Working Definitions of Movement Screening
Agreed by the International Movement Screening and Interventions Group (IMSIG) - updated 8th December 2016:
Movement screening involves the quantitative or qualitative observation of a single movement and/or a composite battery of movements to predict injury or direct management of physical conditioning, injury prevention, rehabilitation, etc.
Types of movement screening:
Quantitative Movement Tests
The measurement of a quantitative outcome(s) of strength, power, balance or agility; often through multi-joint movements. An example is the distance covered during the Triple Single Leg Hop or Star Excursion Balance Test. The variables produced by these tests are continuous variables, e.g. the distance (cm) covered during a Triple Single Leg Hop or Star Excursion Balance Test. These tests are sometimes referred to Physical Performance Tests but performance testing is often used to describe more challenging tasks than some of the quantitative movement tests, so it is not an alternative term for this category of tests.
Movement Quality Tests

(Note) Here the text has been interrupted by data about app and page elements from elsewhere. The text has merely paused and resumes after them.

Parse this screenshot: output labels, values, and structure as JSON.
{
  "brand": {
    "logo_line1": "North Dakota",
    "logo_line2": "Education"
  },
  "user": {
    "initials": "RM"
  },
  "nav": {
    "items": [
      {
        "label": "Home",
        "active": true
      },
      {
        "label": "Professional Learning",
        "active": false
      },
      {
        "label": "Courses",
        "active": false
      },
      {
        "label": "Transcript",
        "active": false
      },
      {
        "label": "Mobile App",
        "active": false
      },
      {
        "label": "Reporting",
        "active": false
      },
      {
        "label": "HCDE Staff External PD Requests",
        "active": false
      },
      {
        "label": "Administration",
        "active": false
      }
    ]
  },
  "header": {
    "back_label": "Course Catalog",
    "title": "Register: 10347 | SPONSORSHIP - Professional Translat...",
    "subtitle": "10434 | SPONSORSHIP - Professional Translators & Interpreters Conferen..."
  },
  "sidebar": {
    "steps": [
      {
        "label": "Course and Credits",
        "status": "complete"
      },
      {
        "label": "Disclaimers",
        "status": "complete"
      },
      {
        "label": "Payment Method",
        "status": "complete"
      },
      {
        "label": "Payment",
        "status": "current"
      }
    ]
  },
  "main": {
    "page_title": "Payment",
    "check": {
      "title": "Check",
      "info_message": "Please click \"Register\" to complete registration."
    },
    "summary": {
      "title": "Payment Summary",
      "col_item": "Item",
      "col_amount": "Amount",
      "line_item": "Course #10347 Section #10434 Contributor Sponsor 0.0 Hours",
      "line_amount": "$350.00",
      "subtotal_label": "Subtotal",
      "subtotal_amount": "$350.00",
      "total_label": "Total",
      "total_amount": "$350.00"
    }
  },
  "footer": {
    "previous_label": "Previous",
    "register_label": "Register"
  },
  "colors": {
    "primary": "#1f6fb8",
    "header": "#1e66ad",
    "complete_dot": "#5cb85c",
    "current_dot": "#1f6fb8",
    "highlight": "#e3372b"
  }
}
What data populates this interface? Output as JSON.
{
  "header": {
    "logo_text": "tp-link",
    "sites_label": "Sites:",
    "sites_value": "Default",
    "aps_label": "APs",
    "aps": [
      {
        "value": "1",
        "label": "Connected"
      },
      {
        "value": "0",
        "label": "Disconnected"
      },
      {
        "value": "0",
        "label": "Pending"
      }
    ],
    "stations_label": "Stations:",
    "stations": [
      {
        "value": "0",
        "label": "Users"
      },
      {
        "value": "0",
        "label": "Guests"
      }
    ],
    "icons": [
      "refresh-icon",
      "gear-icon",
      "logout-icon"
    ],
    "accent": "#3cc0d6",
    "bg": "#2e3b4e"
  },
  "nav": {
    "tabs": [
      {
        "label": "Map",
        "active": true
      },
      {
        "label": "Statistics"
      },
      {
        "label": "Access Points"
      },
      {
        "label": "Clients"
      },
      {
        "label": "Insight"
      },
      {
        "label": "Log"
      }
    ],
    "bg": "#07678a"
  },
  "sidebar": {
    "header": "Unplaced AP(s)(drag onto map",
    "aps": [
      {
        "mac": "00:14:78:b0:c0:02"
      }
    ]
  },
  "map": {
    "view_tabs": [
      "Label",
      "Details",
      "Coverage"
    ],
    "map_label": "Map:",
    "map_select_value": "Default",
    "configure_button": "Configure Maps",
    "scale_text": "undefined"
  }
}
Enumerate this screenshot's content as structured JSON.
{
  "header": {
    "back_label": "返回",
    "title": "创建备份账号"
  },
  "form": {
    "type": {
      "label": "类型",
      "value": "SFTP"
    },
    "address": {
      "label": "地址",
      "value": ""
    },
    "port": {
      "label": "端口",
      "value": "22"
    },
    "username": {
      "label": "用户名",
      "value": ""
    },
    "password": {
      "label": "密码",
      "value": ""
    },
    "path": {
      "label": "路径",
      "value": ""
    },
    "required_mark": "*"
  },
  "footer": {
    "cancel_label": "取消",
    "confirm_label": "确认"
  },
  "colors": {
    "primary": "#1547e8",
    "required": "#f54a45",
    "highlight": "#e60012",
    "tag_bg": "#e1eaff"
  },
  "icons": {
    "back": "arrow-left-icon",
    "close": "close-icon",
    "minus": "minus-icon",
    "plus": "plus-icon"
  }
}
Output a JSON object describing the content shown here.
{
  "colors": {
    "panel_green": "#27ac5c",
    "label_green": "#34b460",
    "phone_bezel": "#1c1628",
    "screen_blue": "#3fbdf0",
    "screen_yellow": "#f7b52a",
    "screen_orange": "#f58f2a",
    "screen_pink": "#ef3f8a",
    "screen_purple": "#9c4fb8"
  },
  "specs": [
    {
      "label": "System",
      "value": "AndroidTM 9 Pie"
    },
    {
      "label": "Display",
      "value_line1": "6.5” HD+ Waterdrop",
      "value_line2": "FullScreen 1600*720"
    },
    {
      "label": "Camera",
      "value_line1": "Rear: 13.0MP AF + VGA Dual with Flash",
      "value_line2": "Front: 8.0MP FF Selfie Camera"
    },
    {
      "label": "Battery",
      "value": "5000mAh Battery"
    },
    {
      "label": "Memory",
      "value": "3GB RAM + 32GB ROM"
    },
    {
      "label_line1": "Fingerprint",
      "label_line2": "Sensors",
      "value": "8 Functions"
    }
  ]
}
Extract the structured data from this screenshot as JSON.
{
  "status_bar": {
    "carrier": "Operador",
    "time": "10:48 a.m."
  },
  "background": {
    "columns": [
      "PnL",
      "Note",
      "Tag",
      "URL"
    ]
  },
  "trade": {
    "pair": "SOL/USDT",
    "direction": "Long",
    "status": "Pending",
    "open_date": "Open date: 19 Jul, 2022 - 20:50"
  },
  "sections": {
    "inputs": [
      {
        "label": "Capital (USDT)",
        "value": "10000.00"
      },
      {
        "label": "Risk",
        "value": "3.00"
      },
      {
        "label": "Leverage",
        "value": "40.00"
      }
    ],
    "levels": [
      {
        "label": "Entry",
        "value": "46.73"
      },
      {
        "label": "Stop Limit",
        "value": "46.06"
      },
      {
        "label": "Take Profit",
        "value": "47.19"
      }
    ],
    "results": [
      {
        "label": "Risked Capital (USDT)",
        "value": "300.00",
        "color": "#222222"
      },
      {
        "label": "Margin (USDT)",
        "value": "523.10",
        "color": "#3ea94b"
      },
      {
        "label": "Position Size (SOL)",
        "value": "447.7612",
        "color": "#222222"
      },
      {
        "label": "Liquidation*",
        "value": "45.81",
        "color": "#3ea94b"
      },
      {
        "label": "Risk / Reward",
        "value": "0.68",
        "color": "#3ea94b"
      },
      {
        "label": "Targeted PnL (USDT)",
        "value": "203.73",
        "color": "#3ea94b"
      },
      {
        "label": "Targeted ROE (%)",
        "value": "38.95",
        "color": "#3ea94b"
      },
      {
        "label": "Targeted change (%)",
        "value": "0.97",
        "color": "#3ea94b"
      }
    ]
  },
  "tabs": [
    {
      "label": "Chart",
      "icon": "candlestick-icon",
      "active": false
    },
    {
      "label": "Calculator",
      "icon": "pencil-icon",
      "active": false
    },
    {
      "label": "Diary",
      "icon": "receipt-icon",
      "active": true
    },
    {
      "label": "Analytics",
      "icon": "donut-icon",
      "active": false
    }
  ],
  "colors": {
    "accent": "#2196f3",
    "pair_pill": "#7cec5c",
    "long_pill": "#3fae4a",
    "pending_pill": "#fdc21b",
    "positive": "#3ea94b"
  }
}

The identification and rating of compensations, asymmetries, impairments or efficiency of movement through transitional (e.g. squat, sit-stand, lunge) or dynamic (hopping, walking, landing, cutting) movement tasks. The variables produced by these tests are typically categorical variables. For example, some variables are dichotomous, such as yes/no, pass/fail, while others have more than two options, so are ordinal (e.g. poor/ fair/ good).
Purposes of movement screening:
- Determine physical capability (quantitative) and movement quality
- Identify painful movement
- Identify risk factors
- Guide management (e.g., inform referral, improve movement quality/efficiency, inform a training plan to increase physical capacity, conditioning, injury prevention, rehabilitation etc.)
- To direct referral for primary, secondary, tertiary prevention, defined in the context of injury and osteoarthritis:
- Primary prevention - protecting healthy people from developing or experiencing an injury via risk reduction strategies
- Secondary prevention - preventing re-injury or overuse to prevent progression to osteoarthritis / halting or slowing the progression of osteoarthritis in its early stages
- Tertiary prevention – learning to manage osteoarthritis and reduce its impact on function, joint longevity and quality of life.